A little while ago, Doug Cornelius posted a review of Groundswell. At the time, I looked at the book and the authors’ blog;* I wasn’t tempted to buy it, but something looked familiar. When a colleague recommended the book to me today, I took another look and realised where the resonance was: the Cluetrain Manifesto.
I remember when the Cluetrain Manifesto was all the rage. Nine years ago, I was working in a University, and was part of the group trying to plan for or avoid Y2K meltdown. For both those reasons, the significance of the Cluetrain passed me by at the time. Looking back at it recently, it made much more sense, and chimed with some of the things I think we should be doing (as part of KM or otherwise).
I wondered whether the Groundswell editors referred to Cluetrain. I still don’t know if they do so in the book itself, but Josh Bernoff has written a number of related posts in their blog. One of them (“Corporate social technology strategy, Purists, and Corporatists — why companies CAN participate“) is particularly insightful.
On the one side are the folks who say, “The social world is an emergent phenomenon generated by people connecting.” The original Cluetrain Manifesto rails against many aspects of the corporate world and basically posits that the right way for companies to get involved is for people inside those companies to connect to their customers. … For shorthand, let’s call these folks the Purists.
On the other side are companies who are looking at the social Internet and saying “how can we exploit this to do what we already do — PR and advertising, for example?” PR and advertising are mostly one-way, broadcast type communications, and these folks continue to try to adapt those one-way modes of thinking in the two-way, read-write world of social computing.

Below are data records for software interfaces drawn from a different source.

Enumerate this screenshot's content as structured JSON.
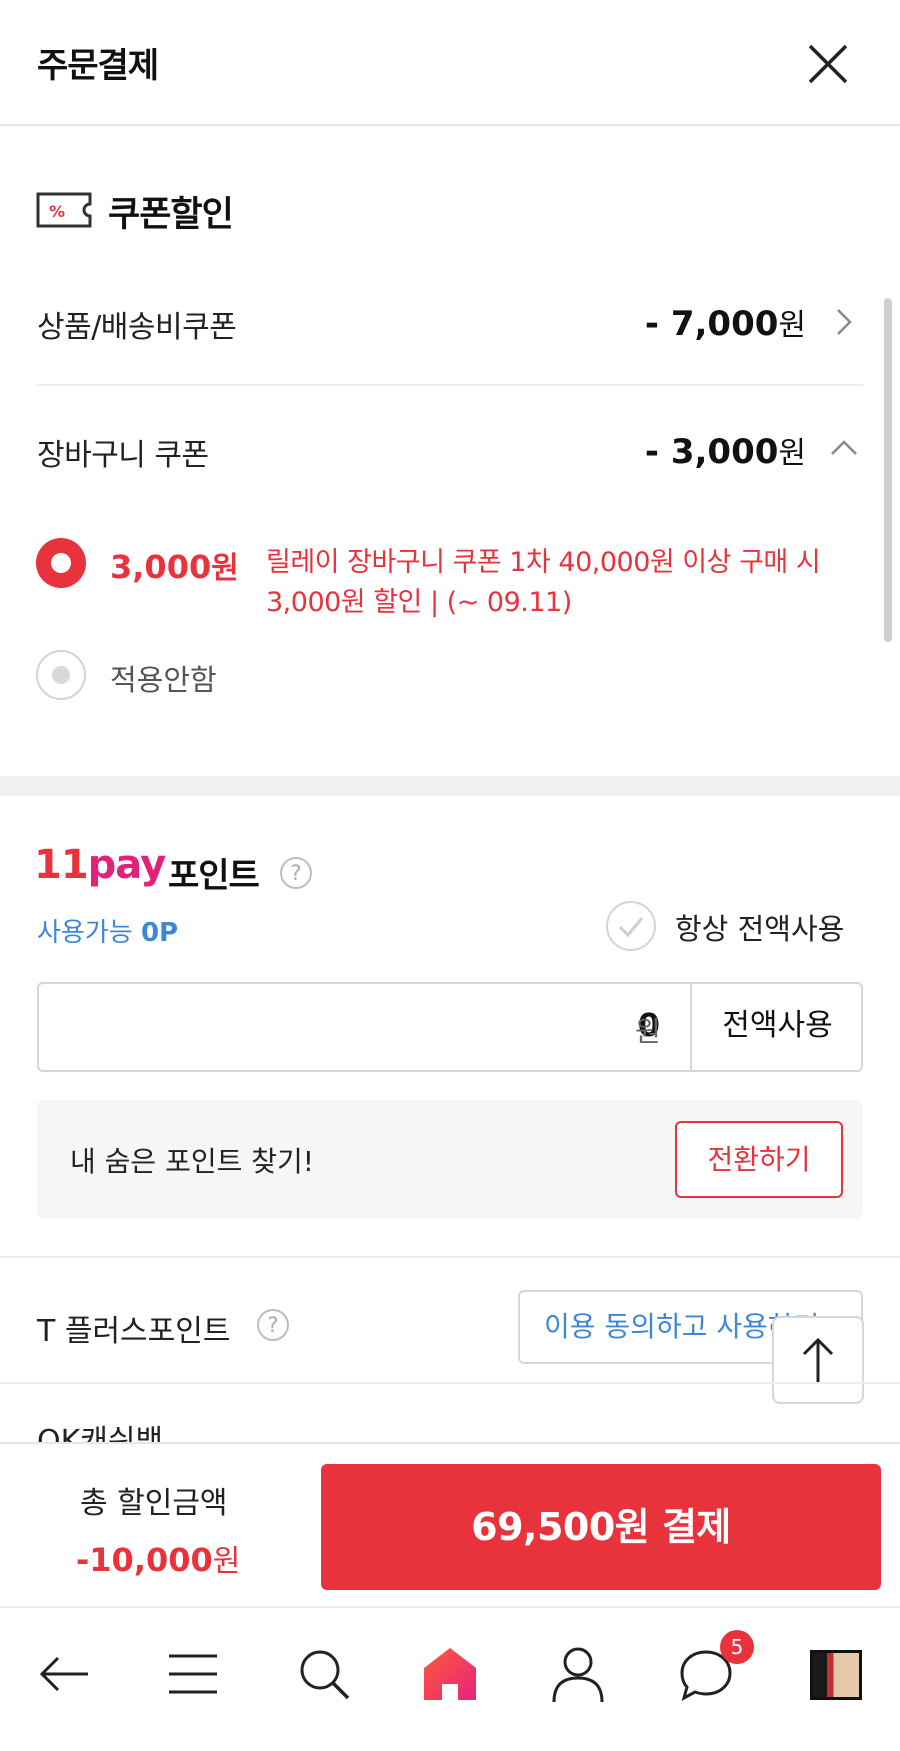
{
  "header": {
    "title": "주문결제"
  },
  "coupon": {
    "title": "쿠폰할인",
    "icon_text": "%",
    "product_shipping": {
      "label": "상품/배송비쿠폰",
      "amount": "- 7,000",
      "unit": "원"
    },
    "cart": {
      "label": "장바구니 쿠폰",
      "amount": "- 3,000",
      "unit": "원"
    },
    "selected_option": {
      "price": "3,000",
      "unit": "원",
      "description": "릴레이 장바구니 쿠폰 1차 40,000원 이상 구매 시 3,000원 할인 | (~ 09.11)"
    },
    "none_option": {
      "label": "적용안함"
    }
  },
  "pay_point": {
    "logo_11": "11",
    "logo_pay": "pay",
    "title": "포인트",
    "help": "?",
    "available_label": "사용가능",
    "available_value": "0P",
    "always_all_label": "항상 전액사용",
    "input_value": "0",
    "input_unit": "원",
    "use_all_button": "전액사용",
    "hidden_point_label": "내 숨은 포인트 찾기!",
    "convert_button": "전환하기"
  },
  "tplus": {
    "label": "T 플러스포인트",
    "help": "?",
    "button": "이용 동의하고 사용하기"
  },
  "ok_cashbag": {
    "label": "OK캐쉬백"
  },
  "summary": {
    "total_label": "총 할인금액",
    "total_value": "-10,000",
    "total_unit": "원",
    "pay_button": "69,500원 결제"
  },
  "bottom_nav": {
    "chat_badge": "5"
  },
  "colors": {
    "accent": "#e8323c",
    "link": "#3d87d8",
    "pay_pink": "#e0227a"
  }
}
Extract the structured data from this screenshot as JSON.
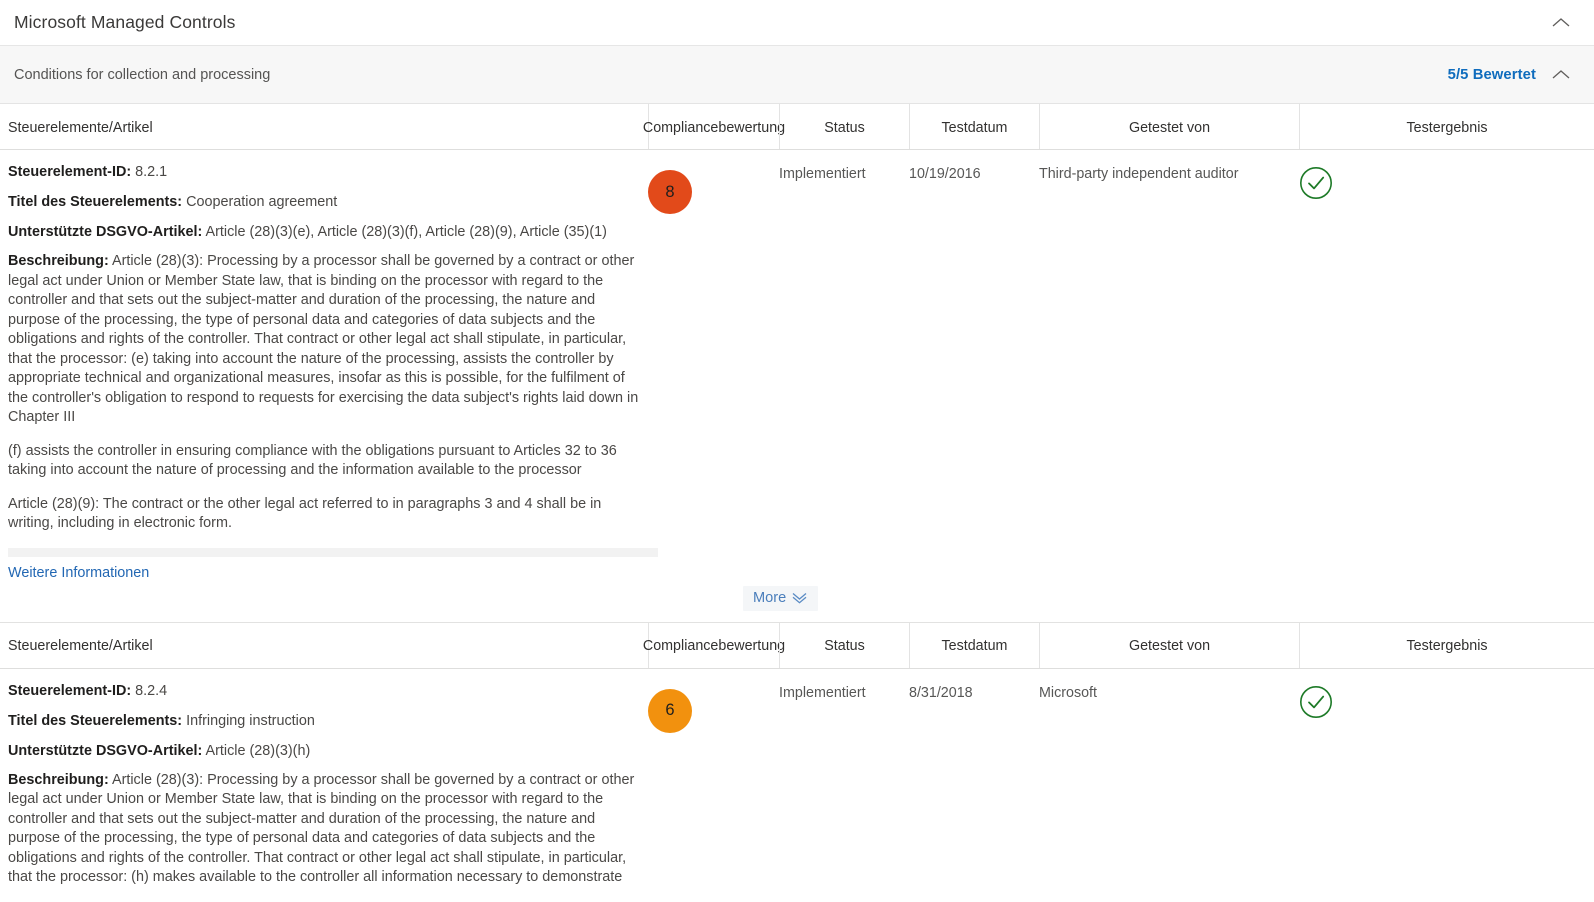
{
  "window": {
    "title": "Microsoft Managed Controls",
    "collapse_icon": "chevron-up-icon"
  },
  "section": {
    "title": "Conditions for collection and processing",
    "rated_label": "5/5 Bewertet",
    "collapse_icon": "chevron-up-icon"
  },
  "table": {
    "columns": [
      "Steuerelemente/Artikel",
      "Compliancebewertung",
      "Status",
      "Testdatum",
      "Getestet von",
      "Testergebnis"
    ],
    "labels": {
      "control_id": "Steuerelement-ID:",
      "control_title": "Titel des Steuerelements:",
      "gdpr_articles": "Unterstützte DSGVO-Artikel:",
      "description": "Beschreibung:"
    },
    "more_link_label": "Weitere Informationen",
    "more_button_label": "More",
    "more_button_icon": "chevron-double-down-icon",
    "result_icon": "check-circle-icon"
  },
  "rows": [
    {
      "control_id": "8.2.1",
      "control_title": "Cooperation agreement",
      "gdpr_articles": "Article (28)(3)(e), Article (28)(3)(f), Article (28)(9), Article (35)(1)",
      "description_paragraphs": [
        "Article (28)(3): Processing by a processor shall be governed by a contract or other legal act under Union or Member State law, that is binding on the processor with regard to the controller and that sets out the subject-matter and duration of the processing, the nature and purpose of the processing, the type of personal data and categories of data subjects and the obligations and rights of the controller. That contract or other legal act shall stipulate, in particular, that the processor: (e) taking into account the nature of the processing, assists the controller by appropriate technical and organizational measures, insofar as this is possible, for the fulfilment of the controller's obligation to respond to requests for exercising the data subject's rights laid down in Chapter III",
        "(f) assists the controller in ensuring compliance with the obligations pursuant to Articles 32 to 36 taking into account the nature of processing and the information available to the processor",
        "Article (28)(9): The contract or the other legal act referred to in paragraphs 3 and 4 shall be in writing, including in electronic form."
      ],
      "compliance_score": "8",
      "compliance_score_color": "#e24a1a",
      "status": "Implementiert",
      "test_date": "10/19/2016",
      "tested_by": "Third-party independent auditor",
      "test_result_color": "#1d7a27"
    },
    {
      "control_id": "8.2.4",
      "control_title": "Infringing instruction",
      "gdpr_articles": "Article (28)(3)(h)",
      "description_paragraphs": [
        "Article (28)(3): Processing by a processor shall be governed by a contract or other legal act under Union or Member State law, that is binding on the processor with regard to the controller and that sets out the subject-matter and duration of the processing, the nature and purpose of the processing, the type of personal data and categories of data subjects and the obligations and rights of the controller. That contract or other legal act shall stipulate, in particular, that the processor: (h) makes available to the controller all information necessary to demonstrate"
      ],
      "compliance_score": "6",
      "compliance_score_color": "#f2910e",
      "status": "Implementiert",
      "test_date": "8/31/2018",
      "tested_by": "Microsoft",
      "test_result_color": "#1d7a27"
    }
  ]
}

I’ll caricature these folks as the Corporatists.
I’m here to stand up and proudly say, Purists and Corporatists, you’re both wrong.
Josh then goes on to provide reasons why they are both right. Then he gets to the heart of the matter:
As a corporate staffer, you have no business in the groundswell unless you know what you are trying to do there. You could be trying to increase awareness, generate word of mouth, surface leads, save on support costs, on tap into innovation. But regardless, no corporate activity should go forward without a measurable goal, and this is no different.
Looking back at the Cluetrain Manifesto, and at the list of case studies in Groundswell, I wonder what the typical law firm view would be. There is a clear bias in both publications towards examination of relationships between businesses and individual consumers. That is not to say that B2B relationships do not involve individuals, but those relationships are already conducted on a different level (in professional services firms, at least).
The first of the Cluetrain Manifesto’s 95 theses is:
Markets are conversations.
As far as I can tell, professional services cannot be provided effectively without conversations. However, this is often only true at the point of delivery. Looking at law firm newsletters, for example, we might reasonably conclude that firms have no interest in conversing with their clients. Adding that attitude to lawyers’ professional risk aversion, it is not surprising that very few firms have ventured into public engagement with their markets in the way that the authors of the Cluetrain Manifesto or Groundswell might suggest.
* Coincidentally, it is Charlene Li’s last day at Forrester today. I don’t know whether the blog will survive her departure.